DATA RECORDS ::

=====

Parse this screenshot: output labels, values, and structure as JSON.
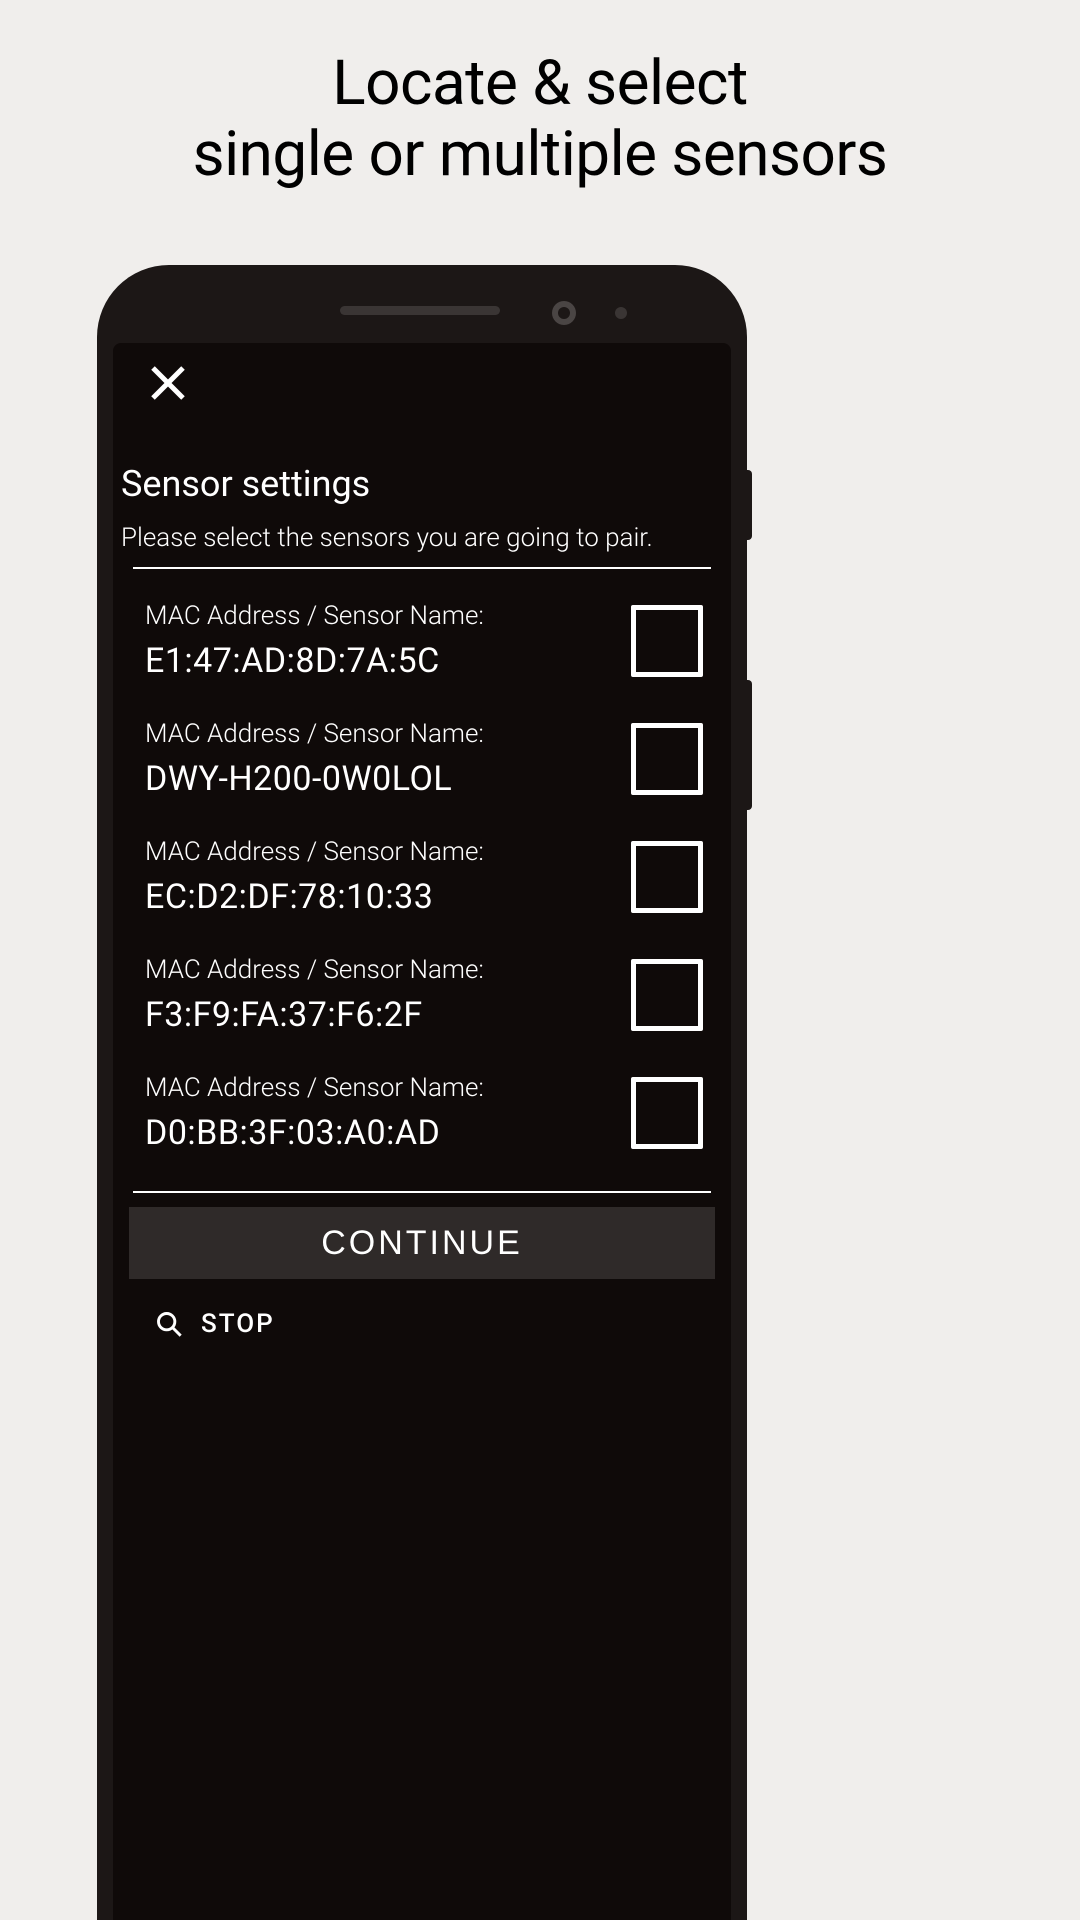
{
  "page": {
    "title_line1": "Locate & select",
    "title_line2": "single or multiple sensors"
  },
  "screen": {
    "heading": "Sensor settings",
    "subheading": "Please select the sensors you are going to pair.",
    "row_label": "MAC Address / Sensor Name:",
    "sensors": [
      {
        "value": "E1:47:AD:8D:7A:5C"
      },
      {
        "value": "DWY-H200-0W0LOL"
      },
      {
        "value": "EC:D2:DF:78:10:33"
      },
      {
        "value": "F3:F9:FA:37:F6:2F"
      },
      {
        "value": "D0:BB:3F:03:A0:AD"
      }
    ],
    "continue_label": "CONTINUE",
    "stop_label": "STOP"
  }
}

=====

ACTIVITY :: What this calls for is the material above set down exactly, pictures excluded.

ANSWER TO THIS TASK ::
Parse this screenshot: output labels, values, and structure as JSON.
{
  "page": {
    "title_line1": "Locate & select",
    "title_line2": "single or multiple sensors"
  },
  "screen": {
    "heading": "Sensor settings",
    "subheading": "Please select the sensors you are going to pair.",
    "row_label": "MAC Address / Sensor Name:",
    "sensors": [
      {
        "value": "E1:47:AD:8D:7A:5C"
      },
      {
        "value": "DWY-H200-0W0LOL"
      },
      {
        "value": "EC:D2:DF:78:10:33"
      },
      {
        "value": "F3:F9:FA:37:F6:2F"
      },
      {
        "value": "D0:BB:3F:03:A0:AD"
      }
    ],
    "continue_label": "CONTINUE",
    "stop_label": "STOP"
  }
}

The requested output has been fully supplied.